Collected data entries
================================
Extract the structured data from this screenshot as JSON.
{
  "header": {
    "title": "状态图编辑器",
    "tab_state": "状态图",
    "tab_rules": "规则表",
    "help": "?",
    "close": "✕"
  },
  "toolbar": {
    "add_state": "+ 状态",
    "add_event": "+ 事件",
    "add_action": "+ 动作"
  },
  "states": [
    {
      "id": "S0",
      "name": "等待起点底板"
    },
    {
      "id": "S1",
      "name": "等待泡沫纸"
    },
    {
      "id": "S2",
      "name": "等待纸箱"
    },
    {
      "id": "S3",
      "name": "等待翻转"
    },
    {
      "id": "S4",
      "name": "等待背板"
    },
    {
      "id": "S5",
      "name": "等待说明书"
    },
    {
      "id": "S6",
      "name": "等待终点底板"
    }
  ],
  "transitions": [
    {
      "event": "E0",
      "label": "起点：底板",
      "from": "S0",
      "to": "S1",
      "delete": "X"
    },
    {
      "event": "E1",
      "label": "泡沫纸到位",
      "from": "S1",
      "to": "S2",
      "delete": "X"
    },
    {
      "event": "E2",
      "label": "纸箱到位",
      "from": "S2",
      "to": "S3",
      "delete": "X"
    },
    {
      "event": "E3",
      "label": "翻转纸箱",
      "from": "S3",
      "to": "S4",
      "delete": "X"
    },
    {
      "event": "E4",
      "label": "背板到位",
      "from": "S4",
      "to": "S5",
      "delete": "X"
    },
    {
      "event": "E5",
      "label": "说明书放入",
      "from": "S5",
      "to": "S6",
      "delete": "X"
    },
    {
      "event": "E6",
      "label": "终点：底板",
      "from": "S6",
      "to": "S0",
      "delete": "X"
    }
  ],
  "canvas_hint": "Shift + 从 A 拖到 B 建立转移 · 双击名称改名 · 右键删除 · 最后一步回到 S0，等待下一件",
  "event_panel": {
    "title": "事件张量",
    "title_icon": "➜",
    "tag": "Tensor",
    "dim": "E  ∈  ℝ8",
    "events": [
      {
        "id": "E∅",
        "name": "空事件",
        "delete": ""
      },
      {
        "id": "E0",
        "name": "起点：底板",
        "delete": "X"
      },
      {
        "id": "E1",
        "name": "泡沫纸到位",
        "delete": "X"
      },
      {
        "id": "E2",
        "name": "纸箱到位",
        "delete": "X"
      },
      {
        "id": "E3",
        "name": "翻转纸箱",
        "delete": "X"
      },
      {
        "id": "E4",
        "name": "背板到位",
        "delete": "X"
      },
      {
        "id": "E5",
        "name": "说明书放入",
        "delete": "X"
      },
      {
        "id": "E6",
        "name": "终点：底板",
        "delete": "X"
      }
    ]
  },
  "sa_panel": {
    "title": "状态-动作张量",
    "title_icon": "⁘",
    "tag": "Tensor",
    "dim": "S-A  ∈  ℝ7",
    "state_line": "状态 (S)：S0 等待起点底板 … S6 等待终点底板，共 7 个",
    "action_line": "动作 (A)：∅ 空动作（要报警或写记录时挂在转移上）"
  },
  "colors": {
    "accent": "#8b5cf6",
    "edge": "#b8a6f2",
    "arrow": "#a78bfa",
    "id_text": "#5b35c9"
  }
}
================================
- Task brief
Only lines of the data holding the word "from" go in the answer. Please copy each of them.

- Written answer
Extract the structured data from this screenshot as JSON.
      "from": "S0",
      "from": "S1",
      "from": "S2",
      "from": "S3",
      "from": "S4",
      "from": "S5",
      "from": "S6",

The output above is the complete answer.